Ruth lives with Carl C. in this one room cabin,
their welded steel stove a thirty inch cube.
Winter snow gets five to eight feet deep.
A few summer days without rain is a drought.
More or less snug and dry, I’m watching
the gray sky becoming blue and sunny,
snow ridged granite peaks across the inlet,
metamorphic boulders on the beach.
Two big boats are rotting in the front yard—
a barge with crumbling timbers and rusted steel,
a fishing boat with cabin peeling paint
missing several boards from the stern.
Most of the mussels and clams are dead and empty.
Here’s a clump of brown kelp, intact,
translucent rubbery stems, floats, holdfast,
rippled leaves like lasagna noodles.
On a remote island in southeast Alaska,
the night rain taps a stove-warmed tent
on a platform, where Ruth and Carl C.
play cribbage while I read old magazines.
The Japanese don’t like introspection,
according to this special issue of Time.
Therapy is a week of self-contemplation
followed by a week of manual labor,
to prove that Why? is a useless question.
But Japan is another world: contrast
the monastery which closed its moss garden
to protect the moss from visitor damage
with the untended and unvisited
miles of mossy woods and muskeg outside.
In this tent, I’m a series of thoughts
assembling myself from a throbbing flux.
What I write in my journal looks real
but is really only a mountain of clouds.
A cloudy day, not raining, but the swells
were too big for Ruth’s little fishing boat.
We saw cormorants, kittiwacks and a murre,
indicating schools of salmon here,
but Ruth’s two fishing lines with many hooks
caught only two salmon, one of which fell off
before she could get it into the boat.
The other, a coho salmon two feet long,
she stabbed with a tool like an icepick axe,
a business as bloody as hunting or biology.
She also hooked a link cod with a belly
turquoise blue instead of creamy white,
which she kept alive in a bucket to show Jerry,
the man in the scow who bought her salmon.
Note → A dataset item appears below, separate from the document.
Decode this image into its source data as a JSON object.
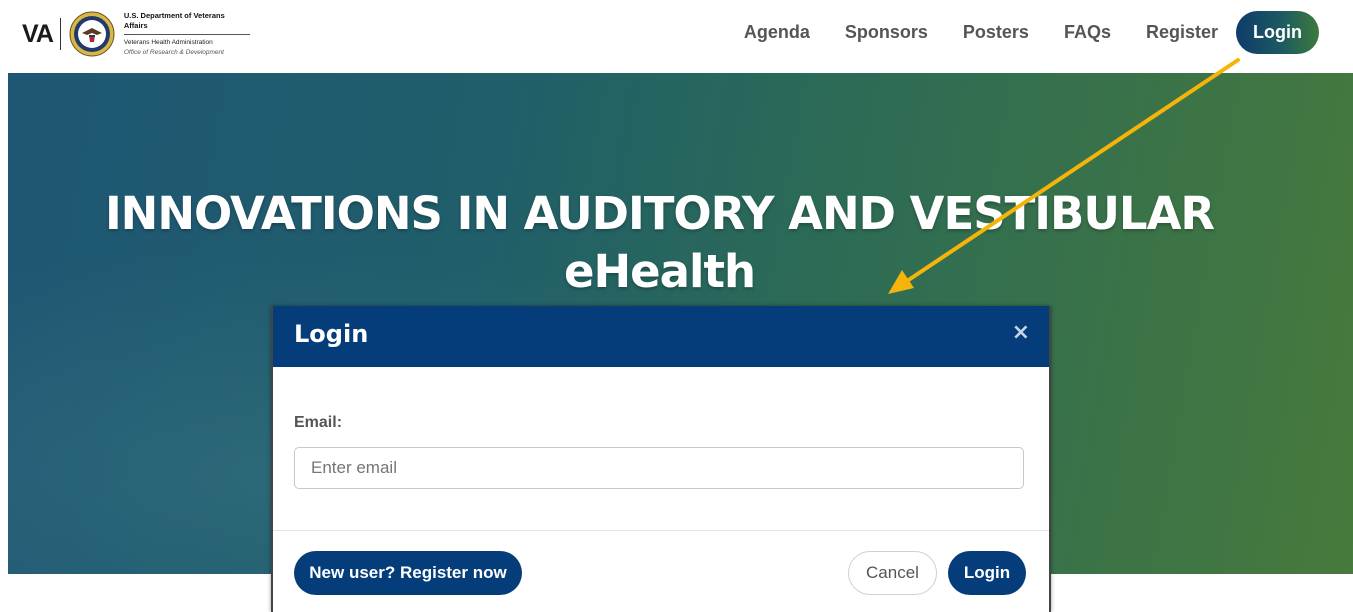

She thought it was an eight dollar fish,
but at twelve pounds it was worth ten dollars.
Jerry said it was the first coho salmon
he’d bought in four days.
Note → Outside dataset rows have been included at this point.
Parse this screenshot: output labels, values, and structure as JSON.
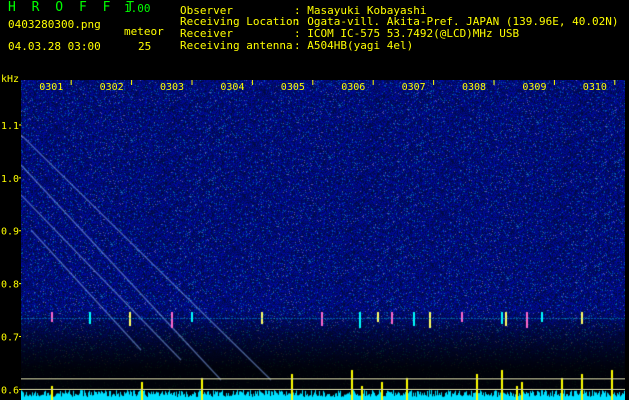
{
  "header": {
    "app_title": "H R O F F T",
    "app_version": "1.00",
    "file_name": "0403280300.png",
    "meteor_label": "meteor",
    "date_time": "04.03.28 03:00",
    "meteor_count": "25"
  },
  "station": [
    {
      "label": "Observer",
      "value": ": Masayuki Kobayashi"
    },
    {
      "label": "Receiving Location",
      "value": ": Ogata-vill. Akita-Pref. JAPAN (139.96E, 40.02N)"
    },
    {
      "label": "Receiver",
      "value": ": ICOM IC-575 53.7492(@LCD)MHz USB"
    },
    {
      "label": "Receiving antenna",
      "value": ": A504HB(yagi 4el)"
    }
  ],
  "chart_data": {
    "type": "heatmap",
    "ylabel": "kHz",
    "x_ticks": [
      "0301",
      "0302",
      "0303",
      "0304",
      "0305",
      "0306",
      "0307",
      "0308",
      "0309",
      "0310"
    ],
    "y_ticks": [
      "1.1",
      "1.0",
      "0.9",
      "0.8",
      "0.7",
      "0.6"
    ],
    "ylim": [
      0.58,
      1.185
    ],
    "xlim": [
      0.5,
      10.5
    ],
    "reference_lines_khz": [
      0.62,
      0.6
    ],
    "colors": {
      "axis_text": "#ffff00",
      "title": "#00ff00",
      "background": "#000080",
      "pings": "#ff66cc",
      "activity": "#00ffff"
    }
  }
}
flash of black and white
on a bent top of hemlock
a bald eagle lands
rapids tumble down a cliff
waterfall behind hemlocks
mountains quickly sketched
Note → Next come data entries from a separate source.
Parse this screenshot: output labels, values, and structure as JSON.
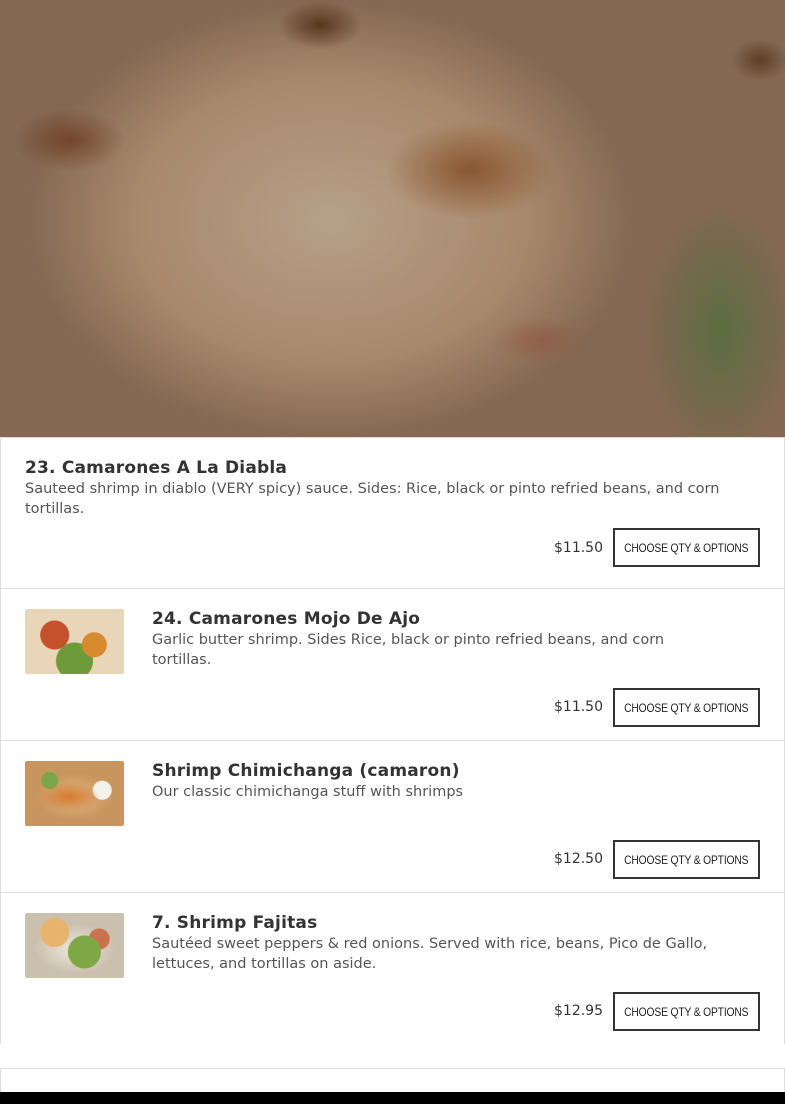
{
  "items": [
    {
      "title": "23. Camarones A La Diabla",
      "description": "Sauteed shrimp in diablo (VERY spicy) sauce. Sides: Rice, black or pinto refried beans, and corn tortillas.",
      "price": "$11.50",
      "button": "CHOOSE QTY & OPTIONS"
    },
    {
      "title": "24. Camarones Mojo De Ajo",
      "description": "Garlic butter shrimp. Sides Rice, black or pinto refried beans, and corn tortillas.",
      "price": "$11.50",
      "button": "CHOOSE QTY & OPTIONS"
    },
    {
      "title": "Shrimp Chimichanga (camaron)",
      "description": "Our classic chimichanga stuff with shrimps",
      "price": "$12.50",
      "button": "CHOOSE QTY & OPTIONS"
    },
    {
      "title": "7. Shrimp Fajitas",
      "description": "Sautéed sweet peppers & red onions. Served with rice, beans, Pico de Gallo, lettuces, and tortillas on aside.",
      "price": "$12.95",
      "button": "CHOOSE QTY & OPTIONS"
    }
  ]
}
from a rumbling outboard skiff
silver blue water
shimmering green black zigzags
forest shadows reflected
upside down fins wave
after humpback salmon spawn
slow surface dying
circling in deeper water
salmon seeking each other
Phonograph Creek named
when one was thrown overboard
he hated that song
I’m Pelican Alaska’s first tourist.
Ruth’s taking me in her outboard skiff
to see the beauty of Stag Bay.
I’m rapidly scribbling trees and granite
looming above the choppy channel,
making notes about the colors.
We stop at a rocky beach to give me time
to carefully draw a scene
of mountains looming over the bay.
Slow throb of plate-sized jellyfish
orange and cream turned emerald by depth,
long tentacles like veils.
In the shallow at the head of the bay
small flounders scoot away from the boat.
When they stop, they disappear.
Dozens of bald eagles and ravens fly circles.
Ahead of us, hemlocks and pale green moss.
A young seal looks at us.
As we turn back toward Pelican,
mountains echo the motor’s pulse.
waves slap the aluminum bow.
We stop at Miner Island’s spruce woods,
hemlocks hung heavy with reddish cones,
little abalone shells on the shore.
Roar of ocean waves,
tapping rain on campershell,
lights of passing cars.
copyright © 1987, 2005 Carl Miller
Drawing, “Stag Bay”: 2009, gel pen on paper, 6 x 10 inches.